‘Super Smash Bros.’ Gamers Find Unlikely Home during 24-Hour Bushwick Diner …
July 16, 2015 - Super Smash Bros
EAST WILLIAMSBURG — When New York City’s usually vital “Super Smash Bros. Melee” tournament, “Nebulous,” mislaid a space a few weeks ago, Bushwick proprietor Milo Han was bummed.
Hundreds of rival players of a scarcely 14-year-old Nintendo diversion — roving from a 5 boroughs, New Jersey and even upstate New York — no longer had a space to hang out and play a game.
But Han got an suspicion to horde an choice contest in a events venue underneath his father diner. The 24-hour spot, called Amancay’s, is better famous for a dedicated spin-the-bottle list and his father’s partying antics than a video diversion clientele.
Still, his associate “Smashers” took to a idea.
For a past month, 40 to 60 gamers ages 12 to 35 have flocked to a mark during 2 Knickerbocker Ave. every Sunday usually to play “Super Smash Bros. Melee,” finding a proxy home until their “Nebulous” tournament gets a new space.
“I was bummed about [Nebulous closing],” pronounced Han, who’s home for a summer from Pomona College in California. “At a same time, we listened my father and other workers articulate about how they wanted events during a day downstairs. we suspicion ‘Hey, let’s solve both these problems.'”
Han’s father and other grill employees didn’t take him severely when he initial brought adult a idea, he said.
So a 19-year-old put in a legwork and money to move a contest together, shopping Game Cubes, Nintendo Wiis and aged TVs off Craigslist. (Newer TVs don’t work as good with a comparison game, he explained.)
Staffers during a grill got some-more pumped as people showed adult to play, Han said.
Not usually do people come to compete, they also socialize and play “friendlies” with others, mostly spending a whole day during a venue, Han said.
“Most games, people feel guilty about personification since it’s online.
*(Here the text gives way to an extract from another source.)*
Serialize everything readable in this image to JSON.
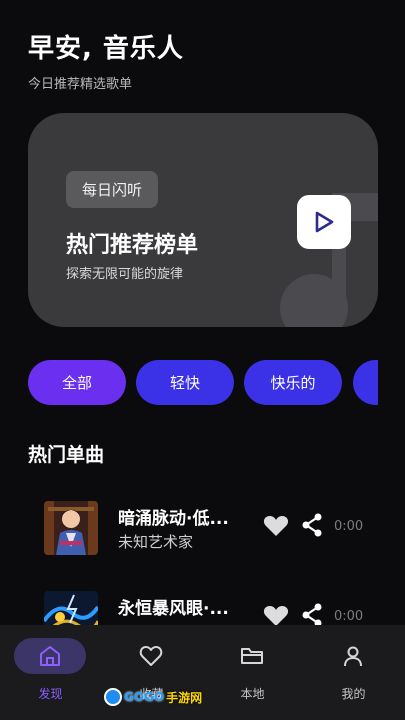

You feel anti-social and not productive,” Han said. “But a diversion like ‘Smash,’ we can’t play online. You need to indeed go out there and accommodate people. Tournaments are a approach people do that.”
When “Nebulous” stopped, it “was a outrageous blow,” pronounced Will Zhou, 20, an NYU tyro who’s been personification “Melee” competitively for several years. He had never listened of Amancay’s or a downstairs venue, Max Cellar, before a new tournament started. But with a food, drinks and proximity to a L train, he pronounced it’s been a good mark to accommodate people.
Most contest venues, Zhou noted, are bare-bones spots like diversion shops, arcades or village centers.
“It’s usually kind of filled in that opening of a contest that’s permitted by open travel in a city,” Zhou said.
And for Smashers who unequivocally adore to compete, New York is a usually place to go to play opposite a best in a area, pronounced Nico Rodriguez, a 17-year-old from New Jersey who travels to a city privately for tournaments.
Having a big, orderly contest attracts all a top-ranked players, creation it a some-more rival and engaging place to grow as a “Melee” player, he said.
“We satisfied if we have one executive hub, that’s where we get a best results,” Rodriguez said. “I know there are people display adult consistently to get better.”
The throng during a tournaments mostly consists of men. Everybody gets eager examination games that are streamed on a projector, infrequently yelling and cheering. Since matchups are set by skill, it’s probable to see a 13-year-old contest opposite a 30-year-old.
The Smashers also have nicknames, wearing name tags temperament monikers like “Bubbles” or “Future.”
Milo’s father Chang, who’s never been into video games, doesn’t unequivocally get it, observant his son has “turned it into a geek haven.”
But it’s “pretty funny” to see all a gamers there, and he’s blissful to see his son do what he considers “a village use for geeks,” Chang Han said.
“It’s flattering healthy,” he added. “Otherwise, my child would be home personification that s–t by himself all day.”
Milo Han pronounced he has been carrying fun formulation it all even yet he doesn’t get most of a possibility to play in a tournaments while they’re going on.
Since “Melee” players don’t get support from Nintendo, a village simply has classify a events themselves, he said.
“Anyone with a eventuality or a space would have finished it,” Han said. “We usually wish a place to play.”
Max Cellar’s “Super Smash Bros. Melee” tournaments take place each Sunday until a finish of August. This week’s event, on Sunday Jul 19, will also tide EVO, a world’s largest “Melee” tournament. Tickets cost $10 online and embody ignored food and splash specials. Bring your possess controller.